That the venture capital industry is dominated by men is hardly new news, and a new VCJ story (gated – so here is a recent article and a historical study) notes that just 5% of partners at the 50 most active venture firms are women. However this theme has been extended with a recent Business Week article title bemoaning the lack of female entrepreneurs, which trod unabashed into the dangerous ground of comparing female and male entrepreneurs. Not a big surprise then to find the author’s subsequent attempt to deflect criticism with a defense worthy of Animal House: an indictment of society.
Far more interesting was a longer WSJ article wondering why — despite the growth of women-owned businesses (which mostly fall outside the venture funding parameters above) are those firms consistently smaller than companies owned by men? This piece looks, much more seriously, at the underlying social factors, including studies showing that women are less inclined towards debt to finance growth, and are more suspicious of banks.
Two months ago I noted a study that posited how overconfidence made men worse investors during an economic downturn (see article). However it stands to reason that the same overblown faith in their abilities may make men more likely to take risks that results in larger companies — but if so, one might expect that there are a disproportionate number of business failures at male-owned companies.

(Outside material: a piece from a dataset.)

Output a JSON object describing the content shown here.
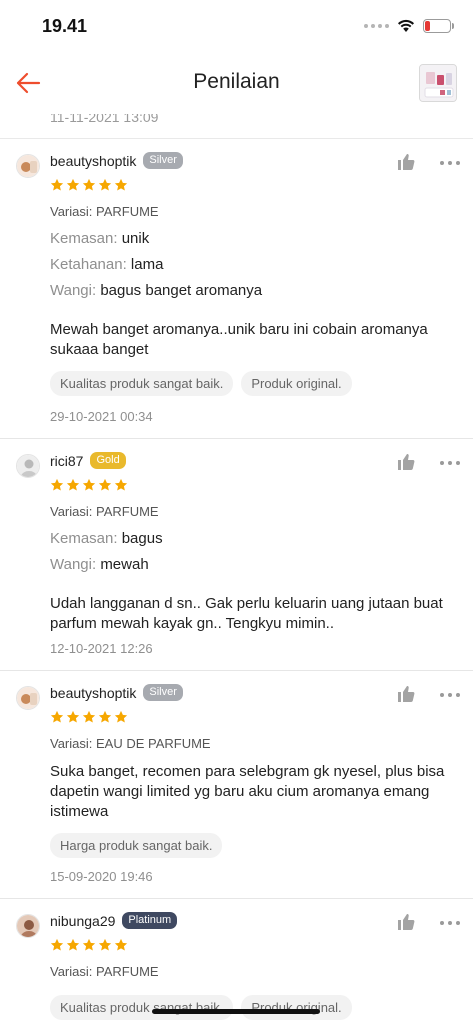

Just selectively picking from the headlines, I don’t recall a lot of women leaders at Enron, Lehman, or Pan Am. If anyone knows of some data, send it on.